Making Junior Session the best way to get into the four-week session wasn’t fair to the many families who don’t have the option of attending Junior Session due to their school calendar.

If that were the only issue, a potential solution would have been to continue to offer Junior Session, but not give those campers returning camper status for the four-week sessions, but given that there were staffing challenges as well, we judged that the better course of action was to focus on our core program, the four-week sessions.

Isn’t there another way to staff Junior Session other than college students? Alumni returning to be counselors perhaps?

Unfortunately not. Junior Session actually got its start staffed only by alumni. Camp moved on from that model because it was unsustainable. Moreover, if we bring in a mostly new staff for Junior Session, we’d need to run another staff training in between Second and Junior Sessions. Given that the fundamental problem is one of not enough days in the summer, that’s not a viable option.

Could you solve this problem by shortening the four-week sessions a bit?

In terms of getting the programs into the days available in the summer, yes, and we considered this option. But, the four-week session is the core of our program. It’s what we do best. It’s what leads to people still thinking of Four Winds as one of their key formative experiences even as adults. Altering the four-week sessions in order to allow Junior Session to continue isn’t consistent with Four Winds serving youth in the best way we can.

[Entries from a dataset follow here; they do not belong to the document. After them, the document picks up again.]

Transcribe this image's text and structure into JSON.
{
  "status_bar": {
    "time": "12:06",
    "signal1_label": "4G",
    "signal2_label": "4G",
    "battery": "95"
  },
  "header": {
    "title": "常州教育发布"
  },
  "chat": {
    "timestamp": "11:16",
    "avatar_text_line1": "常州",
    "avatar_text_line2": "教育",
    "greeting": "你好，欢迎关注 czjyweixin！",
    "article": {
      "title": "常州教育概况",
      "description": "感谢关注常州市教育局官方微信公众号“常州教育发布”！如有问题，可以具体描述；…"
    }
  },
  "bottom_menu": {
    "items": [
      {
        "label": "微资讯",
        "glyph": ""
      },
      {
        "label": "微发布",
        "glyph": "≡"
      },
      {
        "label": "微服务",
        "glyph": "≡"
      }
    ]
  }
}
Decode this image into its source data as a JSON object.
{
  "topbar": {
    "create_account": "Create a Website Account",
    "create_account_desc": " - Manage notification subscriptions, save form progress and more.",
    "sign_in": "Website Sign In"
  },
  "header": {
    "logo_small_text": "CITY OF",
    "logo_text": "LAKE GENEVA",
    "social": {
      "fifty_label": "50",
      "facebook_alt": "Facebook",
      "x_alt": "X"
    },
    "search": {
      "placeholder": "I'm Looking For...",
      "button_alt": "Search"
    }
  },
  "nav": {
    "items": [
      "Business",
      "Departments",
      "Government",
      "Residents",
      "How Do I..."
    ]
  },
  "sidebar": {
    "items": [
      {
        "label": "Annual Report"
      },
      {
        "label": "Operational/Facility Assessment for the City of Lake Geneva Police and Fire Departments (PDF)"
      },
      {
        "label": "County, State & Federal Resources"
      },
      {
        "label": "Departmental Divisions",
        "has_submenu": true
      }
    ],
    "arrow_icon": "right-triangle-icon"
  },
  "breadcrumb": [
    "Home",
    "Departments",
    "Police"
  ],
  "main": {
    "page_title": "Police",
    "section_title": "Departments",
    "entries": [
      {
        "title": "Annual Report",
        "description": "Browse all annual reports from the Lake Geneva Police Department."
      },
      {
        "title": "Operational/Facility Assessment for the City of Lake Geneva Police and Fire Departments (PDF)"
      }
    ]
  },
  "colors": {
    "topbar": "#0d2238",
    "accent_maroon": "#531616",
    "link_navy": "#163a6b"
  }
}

My child won’t be ready for a four-week session without doing a shorter camp first. What would you recommend?

We’d recommend attending a one or two-week session at another great camp. There are many, and arguably a camp that does shorter sessions all summer, as opposed to one tacked on to the end of the summer, will do a better job of it than we did. We are part of a wonderful organization called the Western Association of Independent Camps. This is not just any association. It’s a group of 50 or so camps across the West, all of which are committed to excellent programming, and many of them offer one and two-week programs. If you don’t already know of a great camp that offers shorter sessions, we’d recommend starting with WAIC. We’d also be happy to talk you through any options you’re considering.

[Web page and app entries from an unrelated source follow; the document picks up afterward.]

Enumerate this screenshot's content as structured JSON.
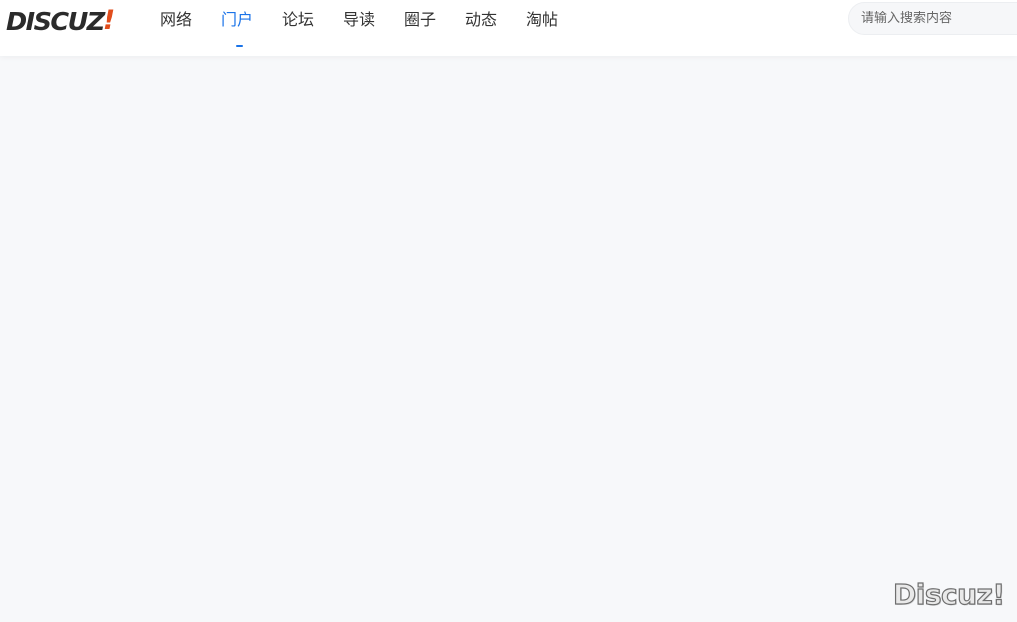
{
  "header": {
    "logo_text": "DISCUZ",
    "logo_mark": "!",
    "nav": [
      {
        "label": "网络",
        "active": false
      },
      {
        "label": "门户",
        "active": true
      },
      {
        "label": "论坛",
        "active": false
      },
      {
        "label": "导读",
        "active": false
      },
      {
        "label": "圈子",
        "active": false
      },
      {
        "label": "动态",
        "active": false
      },
      {
        "label": "淘帖",
        "active": false
      }
    ],
    "search_placeholder": "请输入搜索内容"
  },
  "watermark": "Discuz!",
  "colors": {
    "accent": "#1a73e8",
    "logo_mark": "#e14d1c",
    "page_background": "#f7f8fa"
  }
}
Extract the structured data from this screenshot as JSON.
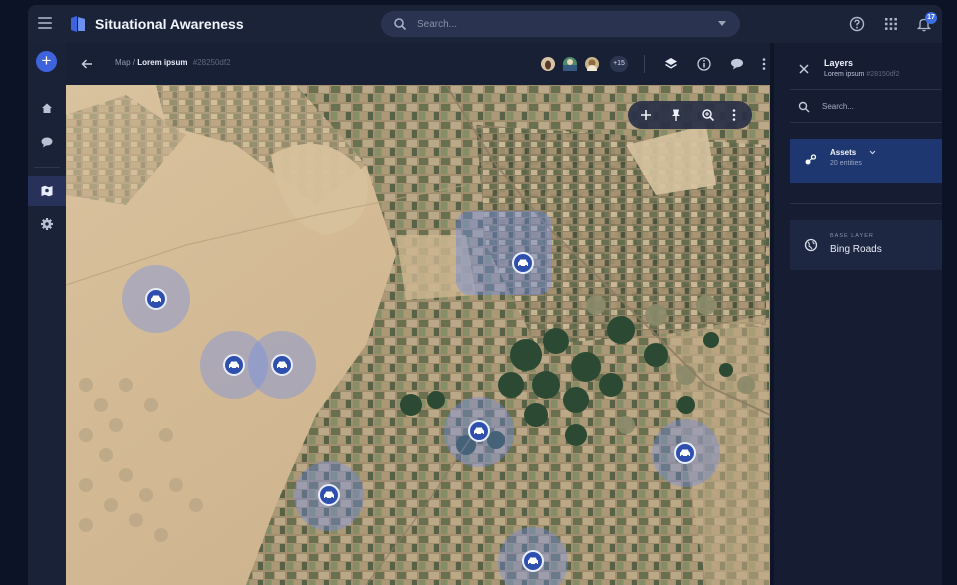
{
  "app": {
    "title": "Situational Awareness",
    "search_placeholder": "Search...",
    "notification_count": "17",
    "accent_color": "#3f63dd"
  },
  "rail": {
    "items": [
      {
        "icon": "home-icon"
      },
      {
        "icon": "chat-icon"
      },
      {
        "icon": "map-icon",
        "active": true
      },
      {
        "icon": "gear-icon"
      }
    ]
  },
  "map_header": {
    "breadcrumb_parent": "Map /",
    "breadcrumb_current": "Lorem ipsum",
    "breadcrumb_hash": "#28250df2",
    "avatars_extra": "+15"
  },
  "map": {
    "tools": [
      "plus-icon",
      "pin-icon",
      "zoom-icon",
      "more-vertical-icon"
    ],
    "asset_marker_count": 8
  },
  "panel": {
    "title": "Layers",
    "subtitle": "Lorem ipsum",
    "subtitle_hash": "#28150df2",
    "search_placeholder": "Search...",
    "assets": {
      "title": "Assets",
      "count": "20 entities"
    },
    "base_layer": {
      "label": "BASE LAYER",
      "value": "Bing Roads"
    }
  }
}
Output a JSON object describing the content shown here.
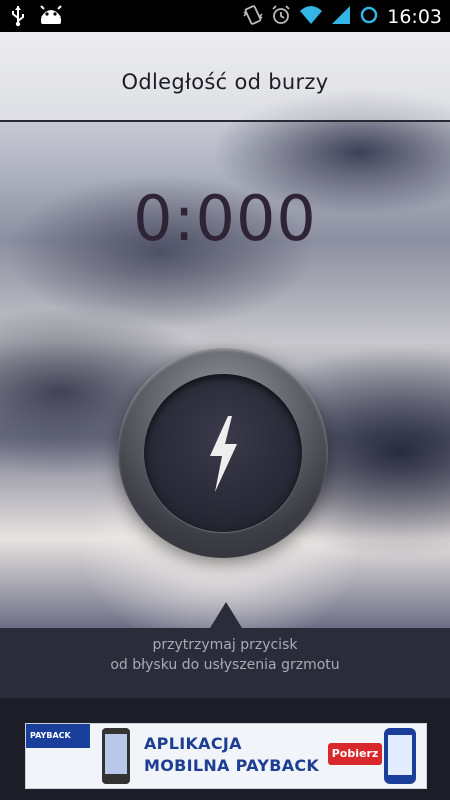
{
  "status_bar": {
    "time": "16:03",
    "icons": [
      "usb-icon",
      "android-icon",
      "vibrate-icon",
      "alarm-icon",
      "wifi-icon",
      "signal-icon",
      "sync-icon"
    ]
  },
  "app": {
    "title": "Odległość od burzy",
    "timer": "0:000",
    "button_icon": "lightning-bolt-icon",
    "hint_line1": "przytrzymaj przycisk",
    "hint_line2": "od błysku do usłyszenia grzmotu"
  },
  "ad": {
    "brand": "PAYBACK",
    "line1": "APLIKACJA",
    "line2": "MOBILNA PAYBACK",
    "cta": "Pobierz"
  },
  "colors": {
    "accent_blue": "#33b5e5",
    "ad_blue": "#1d3e92",
    "ad_red": "#d8282b"
  }
}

What happened to children on the Junior Session 2023 waitlist who don’t get in?

Campers on the 2023 Junior Session waitlist who did not get in retained their original waitlist date for the purpose of getting into one of the four-week sessions (unless they voluntarily withdrew from the waitlist), and so will be ahead in line of families who sign up in the future.

Can I put a child that is too young to come to camp on the waitlist now?

We understand the desire to do this, but we only put children that are age-eligible for camp on the waitlist. So, the first time campers can get on the waitlist for the main session is the fall when they’re in 3rd grade. This applies to everyone, so everyone is on a level playing field.

Do you foresee any changes to the four-week session?

We are always attempting to improve and adjust to a changing world, but fundamentally, no. The rationale behind this decision was that the four-week session is the core of the Four Winds experience, and we intend to preserve it.